* [The data]
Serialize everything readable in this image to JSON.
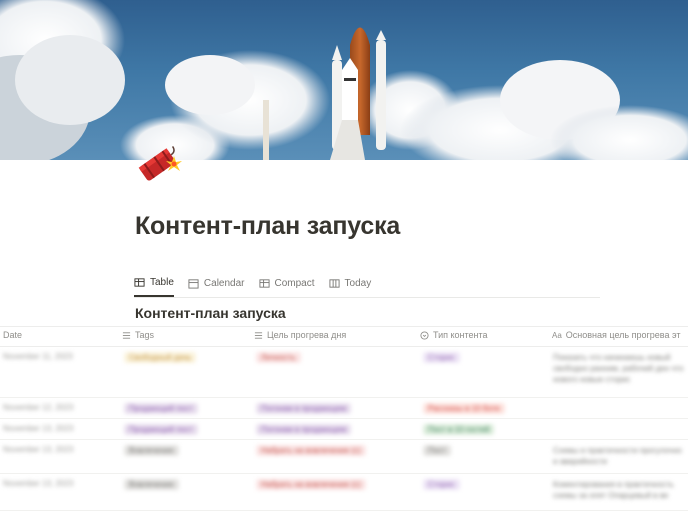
{
  "cover": {
    "description_icon": "rocket-launch-cover"
  },
  "page": {
    "icon": "firecracker-icon",
    "title": "Контент-план запуска"
  },
  "views": [
    {
      "label": "Table",
      "icon": "table-icon",
      "active": true
    },
    {
      "label": "Calendar",
      "icon": "calendar-icon",
      "active": false
    },
    {
      "label": "Compact",
      "icon": "table-icon",
      "active": false
    },
    {
      "label": "Today",
      "icon": "board-icon",
      "active": false
    }
  ],
  "database": {
    "title": "Контент-план запуска",
    "columns": {
      "date": "Date",
      "tags": "Tags",
      "goal": "Цель прогрева дня",
      "type": "Тип контента",
      "main": "Основная цель прогрева эт"
    },
    "rows": [
      {
        "date": "November 11, 2023",
        "tag": "Свободный день",
        "tag_color": "#fbf3db",
        "tag_text": "#c29343",
        "goal": "Личность",
        "goal_color": "#fbe4e4",
        "goal_text": "#c4554d",
        "type": "Сторис",
        "type_color": "#ede4f6",
        "type_text": "#9065b0",
        "main": "Показать что начинаешь новый свободно ранним, рабочий ден что нового новые сторис"
      },
      {
        "date": "November 12, 2023",
        "tag": "Продающий пост",
        "tag_color": "#e8deee",
        "tag_text": "#8d5fb0",
        "goal": "Погонам в продающем",
        "goal_color": "#e8deee",
        "goal_text": "#8d5fb0",
        "type": "Рассказы в 10 боте",
        "type_color": "#fde2dd",
        "type_text": "#d44c47",
        "main": ""
      },
      {
        "date": "November 13, 2023",
        "tag": "Продающий пост",
        "tag_color": "#e8deee",
        "tag_text": "#8d5fb0",
        "goal": "Погонам в продающем",
        "goal_color": "#e8deee",
        "goal_text": "#8d5fb0",
        "type": "Пост в 10 гостей",
        "type_color": "#dbeddb",
        "type_text": "#448361",
        "main": ""
      },
      {
        "date": "November 13, 2023",
        "tag": "Вовлечение",
        "tag_color": "#e3e2e0",
        "tag_text": "#787774",
        "goal": "Набрать на вовлечение (с)",
        "goal_color": "#fbe4e4",
        "goal_text": "#c4554d",
        "type": "Пост",
        "type_color": "#e3e2e0",
        "type_text": "#787774",
        "main": "Схемы и практичности прогулочно и аварийности"
      },
      {
        "date": "November 13, 2023",
        "tag": "Вовлечение",
        "tag_color": "#e3e2e0",
        "tag_text": "#787774",
        "goal": "Набрать на вовлечение (с)",
        "goal_color": "#fbe4e4",
        "goal_text": "#c4554d",
        "type": "Сторис",
        "type_color": "#ede4f6",
        "type_text": "#9065b0",
        "main": "Коментирования в практичность схемы за опят Опарцевый в ве"
      }
    ]
  }
}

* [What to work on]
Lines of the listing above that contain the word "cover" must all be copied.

* [Output]
  "cover": {
    "description_icon": "rocket-launch-cover"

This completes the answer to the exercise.